**Directions for this task:** Each line of the listing that contains the word "icon" is to be copied.

Available data below:

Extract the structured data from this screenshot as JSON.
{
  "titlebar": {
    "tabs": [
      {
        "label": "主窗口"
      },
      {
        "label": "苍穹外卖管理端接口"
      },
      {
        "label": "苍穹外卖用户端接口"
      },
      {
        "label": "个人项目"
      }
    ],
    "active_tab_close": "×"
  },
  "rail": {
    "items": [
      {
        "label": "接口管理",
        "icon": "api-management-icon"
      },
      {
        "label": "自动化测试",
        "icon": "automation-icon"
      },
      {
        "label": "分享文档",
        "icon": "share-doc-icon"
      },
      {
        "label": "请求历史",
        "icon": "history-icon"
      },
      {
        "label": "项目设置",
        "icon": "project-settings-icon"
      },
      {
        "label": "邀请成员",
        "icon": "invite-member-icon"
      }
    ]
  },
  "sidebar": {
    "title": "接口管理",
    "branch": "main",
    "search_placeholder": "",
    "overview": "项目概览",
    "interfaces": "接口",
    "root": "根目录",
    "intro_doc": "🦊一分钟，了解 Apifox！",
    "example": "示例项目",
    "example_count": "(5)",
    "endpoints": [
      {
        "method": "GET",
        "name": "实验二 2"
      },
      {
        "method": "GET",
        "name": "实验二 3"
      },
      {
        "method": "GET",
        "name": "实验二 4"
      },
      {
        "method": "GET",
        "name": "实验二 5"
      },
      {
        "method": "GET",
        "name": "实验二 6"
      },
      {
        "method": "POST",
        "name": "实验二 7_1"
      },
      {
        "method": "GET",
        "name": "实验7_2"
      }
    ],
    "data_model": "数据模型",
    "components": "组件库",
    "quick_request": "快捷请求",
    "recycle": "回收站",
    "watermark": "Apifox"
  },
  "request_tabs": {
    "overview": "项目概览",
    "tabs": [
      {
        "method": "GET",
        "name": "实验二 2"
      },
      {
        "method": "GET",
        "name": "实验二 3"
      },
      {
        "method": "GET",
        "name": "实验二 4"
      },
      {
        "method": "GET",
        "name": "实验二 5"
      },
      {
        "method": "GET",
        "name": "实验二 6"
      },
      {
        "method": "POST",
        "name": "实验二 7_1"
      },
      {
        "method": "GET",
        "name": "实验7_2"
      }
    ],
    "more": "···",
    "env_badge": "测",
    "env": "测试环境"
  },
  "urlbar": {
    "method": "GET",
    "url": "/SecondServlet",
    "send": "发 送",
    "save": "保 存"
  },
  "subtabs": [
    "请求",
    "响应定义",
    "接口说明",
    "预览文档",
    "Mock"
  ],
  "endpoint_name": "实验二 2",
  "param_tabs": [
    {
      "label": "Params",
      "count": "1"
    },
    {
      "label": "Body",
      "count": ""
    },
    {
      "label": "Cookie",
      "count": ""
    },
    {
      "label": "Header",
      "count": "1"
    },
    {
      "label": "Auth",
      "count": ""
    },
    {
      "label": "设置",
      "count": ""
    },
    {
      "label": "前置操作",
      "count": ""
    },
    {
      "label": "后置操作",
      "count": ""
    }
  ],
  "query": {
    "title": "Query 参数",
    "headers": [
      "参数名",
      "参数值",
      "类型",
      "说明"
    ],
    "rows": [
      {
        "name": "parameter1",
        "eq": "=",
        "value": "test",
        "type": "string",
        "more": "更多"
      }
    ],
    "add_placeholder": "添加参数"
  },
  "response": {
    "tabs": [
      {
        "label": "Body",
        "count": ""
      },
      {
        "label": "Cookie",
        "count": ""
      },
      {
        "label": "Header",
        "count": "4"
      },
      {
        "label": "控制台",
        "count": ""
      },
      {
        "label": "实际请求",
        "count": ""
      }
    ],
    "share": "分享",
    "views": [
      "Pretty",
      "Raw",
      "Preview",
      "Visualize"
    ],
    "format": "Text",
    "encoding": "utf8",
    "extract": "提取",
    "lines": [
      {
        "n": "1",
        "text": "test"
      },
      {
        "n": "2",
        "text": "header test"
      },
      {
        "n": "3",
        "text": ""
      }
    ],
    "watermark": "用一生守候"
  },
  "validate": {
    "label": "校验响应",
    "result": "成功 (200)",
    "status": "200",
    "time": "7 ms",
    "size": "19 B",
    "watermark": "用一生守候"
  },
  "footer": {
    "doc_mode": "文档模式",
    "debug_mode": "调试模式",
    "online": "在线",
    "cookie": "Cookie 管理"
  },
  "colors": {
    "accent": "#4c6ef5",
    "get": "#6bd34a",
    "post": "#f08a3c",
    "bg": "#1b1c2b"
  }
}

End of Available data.

**Result:**
        "icon": "api-management-icon"
        "icon": "automation-icon"
        "icon": "share-doc-icon"
        "icon": "history-icon"
        "icon": "project-settings-icon"
        "icon": "invite-member-icon"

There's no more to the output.